The approval of on-site vaping was one of a number of votes the council took to update Berkeley’s municipal laws. City staff has been working on updating and enhancing cannabis regulations since the summer of 2017, and the council has voted twice since then to update various regulations. The council still has to vote about how to choose a seventh, equity dispensary, meaning licenses will be given to those who have been disproportionally impacted by the war on drugs.
The new rules, adopted Jan. 28, include:
- Berkeley will allow seven delivery-only cannabis businesses. Four of those will be equity businesses. Three licenses will go to non-equity businesses. These businesses must locate in the “M” or manufacturing district in West Berkeley and must be 300 feet from any schools or youth centers. Current law allows storefront retailers to have delivery options. Berkeley residents can already get cannabis delivered to them by businesses that operate outside of Berkeley.
- The buffer zone between middle and high schools and storefront cannabis businesses will increase from 600 to 1,000 feet. The new regulations add a 600-foot buffer zone to six youth centers and skate parks as well. This won’t impact the proposed seventh Berkeley dispensary, reserved for equity businesses. But it will impact any dispensary that moves. The council said it will revisit this rule in three years.
- A requirement to post a new warning in storefront operations on top of the five already required. The new sign will warn of the intoxicating effects of cannabis, how it can impair someone’s ability to drive or operate machinery, and the dangers of consuming cannabis while young or pregnant.
- New companies will not be allowed to display their logos outdoors if they incorporate cannabis leaves. This is grandfathered in, so it does not impact existing businesses. The council did not impose the same rule on packaging because the state already has strict rules on this. Last year, the council voted to prohibit the depiction of cannabis leaves or products on exterior signs.

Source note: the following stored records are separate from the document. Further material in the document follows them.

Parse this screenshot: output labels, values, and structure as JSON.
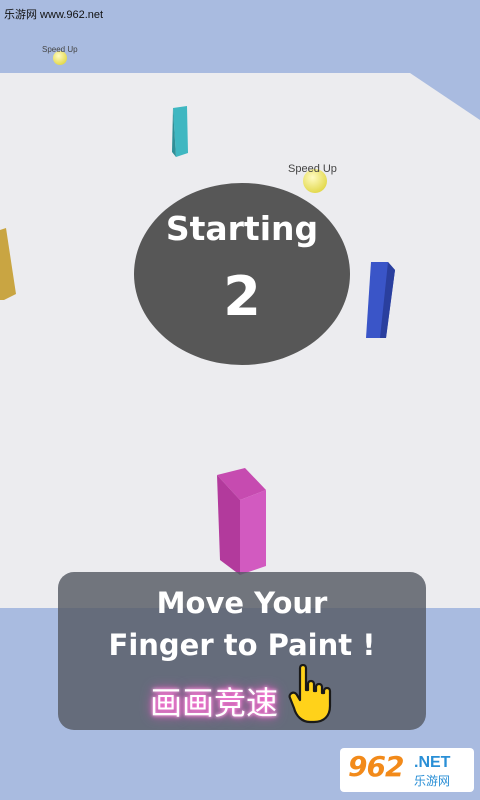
{
  "watermark_top": "乐游网 www.962.net",
  "speed_up_labels": [
    "Speed Up",
    "Speed Up"
  ],
  "countdown": {
    "label": "Starting",
    "number": "2"
  },
  "instruction": {
    "line1": "Move Your",
    "line2": "Finger to Paint !"
  },
  "overlay_text": "画画竞速",
  "watermark_logo": {
    "number": "962",
    "net": ".NET",
    "site": "乐游网"
  },
  "colors": {
    "sky": "#a9bbe0",
    "floor": "#ececef",
    "countdown_bg": "#575757",
    "panel_bg": "#555a64",
    "block_teal": "#3fb7c1",
    "block_gold": "#c9a542",
    "block_blue": "#3a55c8",
    "block_magenta": "#c23eaa",
    "ball_yellow": "#f0ea6a"
  }
}
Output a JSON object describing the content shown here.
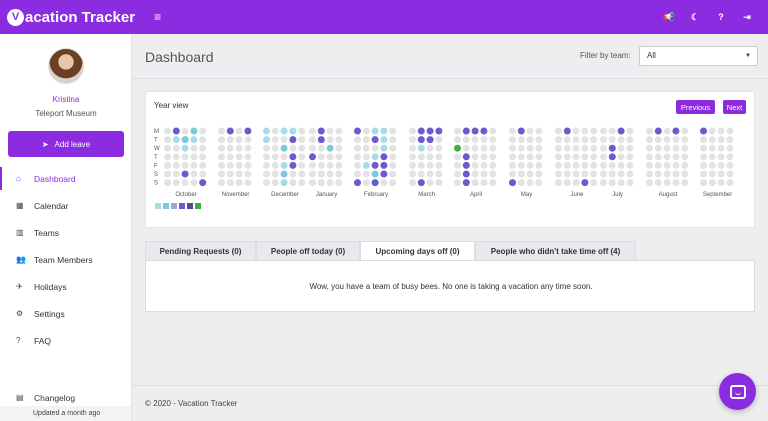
{
  "app": {
    "logo_letter": "V",
    "logo_text": "acation Tracker"
  },
  "topbar": {
    "menu_icon": "≡",
    "icons": [
      "megaphone-icon",
      "moon-icon",
      "help-icon",
      "logout-icon"
    ],
    "icon_glyphs": [
      "📢",
      "☾",
      "?",
      "⇥"
    ]
  },
  "user": {
    "name": "Kristina",
    "org": "Teleport Museum"
  },
  "sidebar": {
    "add_leave": "Add leave",
    "items": [
      {
        "label": "Dashboard",
        "icon": "home-icon",
        "glyph": "⌂"
      },
      {
        "label": "Calendar",
        "icon": "calendar-icon",
        "glyph": "▦"
      },
      {
        "label": "Teams",
        "icon": "building-icon",
        "glyph": "▥"
      },
      {
        "label": "Team Members",
        "icon": "users-icon",
        "glyph": "👥"
      },
      {
        "label": "Holidays",
        "icon": "plane-icon",
        "glyph": "✈"
      },
      {
        "label": "Settings",
        "icon": "gear-icon",
        "glyph": "⚙"
      },
      {
        "label": "FAQ",
        "icon": "question-circle-icon",
        "glyph": "?"
      }
    ],
    "changelog": "Changelog",
    "updated": "Updated a month ago"
  },
  "page": {
    "title": "Dashboard",
    "filter_label": "Filter by team:",
    "filter_value": "All"
  },
  "year_view": {
    "title": "Year view",
    "prev": "Previous",
    "next": "Next",
    "day_labels": [
      "M",
      "T",
      "W",
      "T",
      "F",
      "S",
      "S"
    ],
    "months": [
      "October",
      "November",
      "December",
      "January",
      "February",
      "March",
      "April",
      "May",
      "June",
      "July",
      "August",
      "September"
    ],
    "colors": {
      "empty": "#e3e3e3",
      "light": "#a8dbe8",
      "mid": "#7ec8dc",
      "dark": "#6a5acd",
      "today": "#3cb043"
    },
    "legend": [
      "#a8dbe8",
      "#7ec8dc",
      "#9aa8d8",
      "#6a5acd",
      "#4a4aa0",
      "#3cb043"
    ]
  },
  "tabs": [
    {
      "label": "Pending Requests (0)"
    },
    {
      "label": "People off today (0)"
    },
    {
      "label": "Upcoming days off (0)"
    },
    {
      "label": "People who didn't take time off (4)"
    }
  ],
  "tab_panel": {
    "message": "Wow, you have a team of busy bees. No one is taking a vacation any time soon."
  },
  "footer": {
    "text": "© 2020 - Vacation Tracker"
  }
}
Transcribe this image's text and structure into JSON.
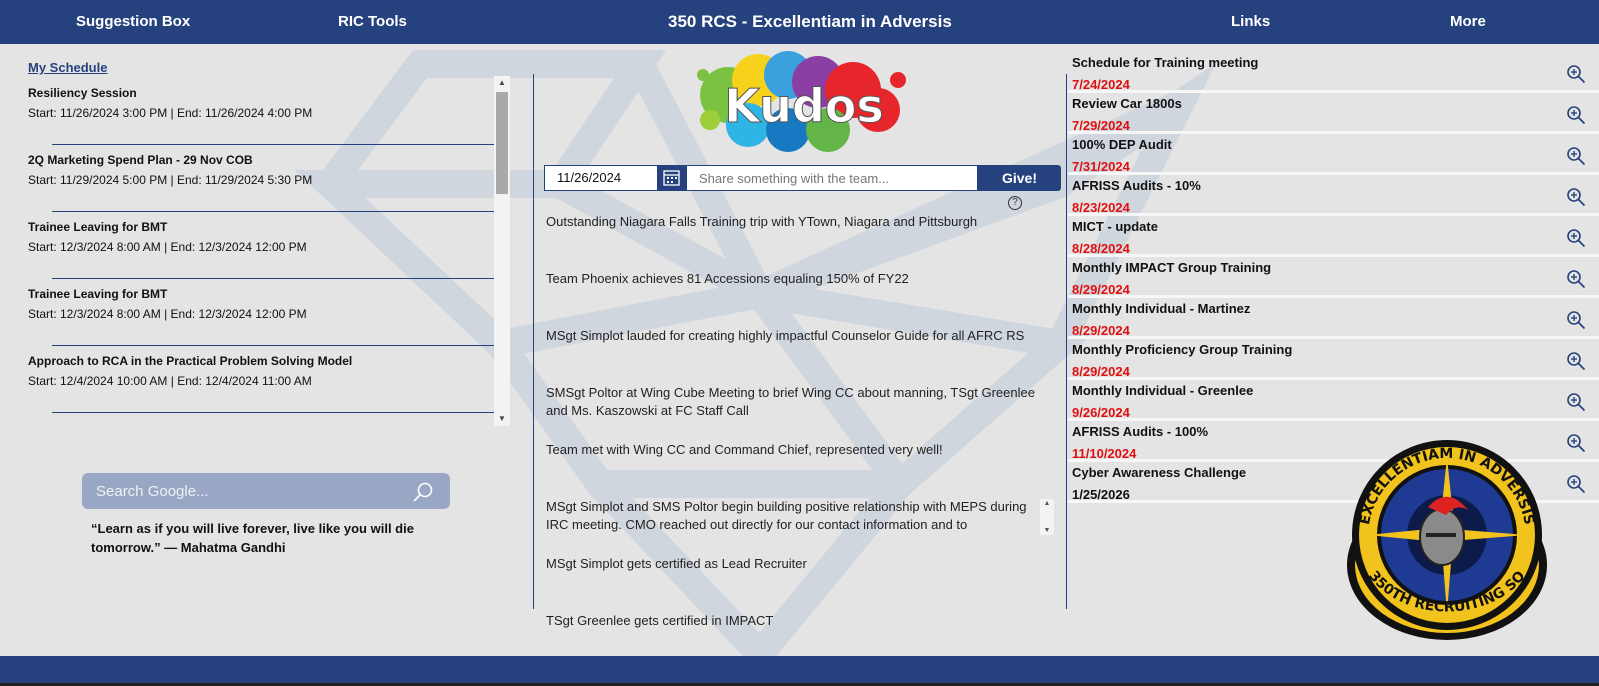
{
  "header": {
    "nav_left": [
      "Suggestion Box",
      "RIC Tools"
    ],
    "title": "350 RCS - Excellentiam in Adversis",
    "nav_right": [
      "Links",
      "More"
    ]
  },
  "schedule": {
    "title": "My Schedule",
    "items": [
      {
        "name": "Resiliency Session",
        "time": "Start: 11/26/2024 3:00 PM | End: 11/26/2024 4:00 PM"
      },
      {
        "name": "2Q Marketing Spend Plan - 29 Nov COB",
        "time": "Start: 11/29/2024 5:00 PM | End: 11/29/2024 5:30 PM"
      },
      {
        "name": "Trainee Leaving for BMT",
        "time": "Start: 12/3/2024 8:00 AM | End: 12/3/2024 12:00 PM"
      },
      {
        "name": "Trainee Leaving for BMT",
        "time": "Start: 12/3/2024 8:00 AM | End: 12/3/2024 12:00 PM"
      },
      {
        "name": "Approach to RCA in the Practical Problem Solving Model",
        "time": "Start: 12/4/2024 10:00 AM | End: 12/4/2024 11:00 AM"
      }
    ]
  },
  "search": {
    "placeholder": "Search Google..."
  },
  "quote": "“Learn as if you will live forever, live like you will die tomorrow.” — Mahatma Gandhi",
  "kudos": {
    "logo_text": "Kudos",
    "date_value": "11/26/2024",
    "share_placeholder": "Share something with the team...",
    "give_label": "Give!",
    "help_glyph": "?",
    "items": [
      "Outstanding Niagara Falls Training trip with YTown, Niagara and Pittsburgh",
      "Team Phoenix achieves 81 Accessions equaling 150% of FY22",
      "MSgt Simplot lauded for creating highly impactful Counselor Guide for all AFRC RS",
      "SMSgt Poltor at Wing Cube Meeting to brief Wing CC about manning, TSgt Greenlee and Ms. Kaszowski at FC Staff Call",
      "Team met with Wing CC and Command Chief, represented very well!",
      "MSgt Simplot and SMS Poltor begin building positive relationship with MEPS during IRC meeting. CMO reached out directly for our contact information and to",
      "MSgt Simplot gets certified as Lead Recruiter",
      "TSgt Greenlee gets certified in IMPACT"
    ]
  },
  "events": [
    {
      "name": "Schedule for Training meeting",
      "date": "7/24/2024"
    },
    {
      "name": "Review Car 1800s",
      "date": "7/29/2024"
    },
    {
      "name": "100% DEP Audit",
      "date": "7/31/2024"
    },
    {
      "name": "AFRISS Audits - 10%",
      "date": "8/23/2024"
    },
    {
      "name": "MICT - update",
      "date": "8/28/2024"
    },
    {
      "name": "Monthly IMPACT Group Training",
      "date": "8/29/2024"
    },
    {
      "name": "Monthly Individual - Martinez",
      "date": "8/29/2024"
    },
    {
      "name": "Monthly Proficiency Group Training",
      "date": "8/29/2024"
    },
    {
      "name": "Monthly Individual - Greenlee",
      "date": "9/26/2024"
    },
    {
      "name": "AFRISS Audits - 100%",
      "date": "11/10/2024"
    },
    {
      "name": "Cyber Awareness Challenge",
      "date": "1/25/2026"
    }
  ],
  "badge": {
    "top_text": "EXCELLENTIAM IN ADVERSIS",
    "bottom_text": "350TH RECRUITING SQ"
  },
  "colors": {
    "brand": "#26427e",
    "date_red": "#e01010",
    "background": "#e4e4e4"
  }
}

The City Council declined to expand the area in which commercial cannabis-grow businesses can operate. Voters agreed in 2010 to allow these kinds of businesses in Berkeley’s “M” or manufacturing zone. Nobody has applied for a permit yet, leading some cannabis activists to push to allow those businesses in the “MULI” or “MM” districts.
The council also put off banning the sale of artificially flavored cannabis and cannabis-infused drinks at storefront retailers. Council also asked city staff to more fully explore the issue and return with a more fleshed-out definition.